August 19, 2008

Nanette Burstein's American Teen documentary has hit the big screen with a limited release in major American cities.  The film purports to be a realistic view of American adolescence, as Burstein went to Warsaw, Indiana in order to follow five teenagers through their senior year in high school.  Parents who see the film will wonder if the documentary is as realistic as Burstein claims -- but they will worry that it is true.

American Teen won the Best Directing award for Burstein at the Sundance Film Festival, where the documentary was enthusiastically received.  The big question now is whether the public will pay theater prices to see a film about what goes on at the local high school.  Time will tell.  In the meantime, the film is attracting controversy.

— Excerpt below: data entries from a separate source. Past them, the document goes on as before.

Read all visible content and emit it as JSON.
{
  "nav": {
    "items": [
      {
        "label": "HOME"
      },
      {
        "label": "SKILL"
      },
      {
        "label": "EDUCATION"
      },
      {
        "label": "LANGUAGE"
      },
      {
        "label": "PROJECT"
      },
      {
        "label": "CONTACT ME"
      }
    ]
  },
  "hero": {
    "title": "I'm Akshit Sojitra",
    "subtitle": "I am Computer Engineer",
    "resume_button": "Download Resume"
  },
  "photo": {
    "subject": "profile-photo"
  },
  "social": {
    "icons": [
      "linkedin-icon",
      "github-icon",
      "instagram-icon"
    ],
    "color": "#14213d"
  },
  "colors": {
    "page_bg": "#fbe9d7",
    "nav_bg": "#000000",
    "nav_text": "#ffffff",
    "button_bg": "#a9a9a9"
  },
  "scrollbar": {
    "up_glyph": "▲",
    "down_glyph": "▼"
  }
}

Burstein focuses on five high school seniors and, even as she insists that she did not play into stereotypes, the film's Web site advertises the central characters as "the jock," "the geek," "the rebel," "the princess," and "the heartthrob."  Forgive me, but those seem to be the most stereotypical stereotypes of American adolescence.

The documentary is situated in rural America.  Warsaw, Indiana is located just over a hundred miles outside of Chicago, which means that the town is hardly isolated.  Nevertheless, the social context of the Warsaw Community High school seems realistic and recognizable -- but not at all reassuring.

Adolescent angst is the standard fare of coming-of-age stories and a staple of literature, drama, and film.  From Romeo and Juliet and Catcher in the Rye to Rebel Without a Cause, Rumspringa, and Lord of the Flies, the insecurities, brutalities, and extremes of adolescent life have been on full display.  Over the past several decades, adolescent psychologists have supplied the concept of the identity crisis as the therapeutic framework for expecting teenagers to misbehave.  American Teen follows in this tradition.  The general idea is that adolescent Sturm und Drang is just to be expected.  Parents and other adults are to just "deal with it" and remember their own adolescent struggles.

The kids in American Teen do not come off well.  Some, such as Megan ("the Princess"), are absolutely unlikeable.  She is the rich kid of privilege who is spoiled, narcissistic, and ruthless.  Once her parents are introduced, all is explained.  When she is caught vandalizing a boy's home and is found guilty of sexual harassment her biggest worry is that she will not get into Notre Dame (she does).  She explains that she has forgiven herself and her father suggests that her real problem was being stupid enough to get caught.  Both belong on Oprah.

Jake ("the Geek"), is probably the most likeable teenager in the film, and he is almost surely the most authentic -- if simply because he is trapped within the identity that earned him the part.  He, along with Hannah ("the Rebel"), brings nihilism to life.  But, in his case at least, it is a rather happy and inconsistent nihilism -- the kind that marks the lives of so many American teens.  Hannah, like Megan, is largely explained by her parents.  She lives with neither parent, but with her elderly grandmother.  Her mother is manic depressive and her father appears to be peripheral to her life.  She wants to be remembered after she is dead, and hopes for a career in film.  Jake, meanwhile, holds to a dream of protean transformation, confiding with the camera that he might turn into "Mr. Muscle" in college.  The audience at the screening I attended laughed loudest at this point.  Burstein clearly intended to use his hope as a laugh line.

Colin ("the Jock") is another of the more honest characters.  His father, an Elvis impersonator, cannot pay for Colin to attend college and warns him that his only hope is a basketball scholarship.  It's that or the Army, dad insists.  Colin is the leading player on the Warsaw team, but he is selfish in hogging shots and hits a slump in his shooting.  He finds athletic redemption (and earns a scholarship) when he learns to be less selfish and finds his groove once again.  All Warsaw celebrates -- a reminder of the central role of high school athletics in small-town America.  In Indiana, that means basketball.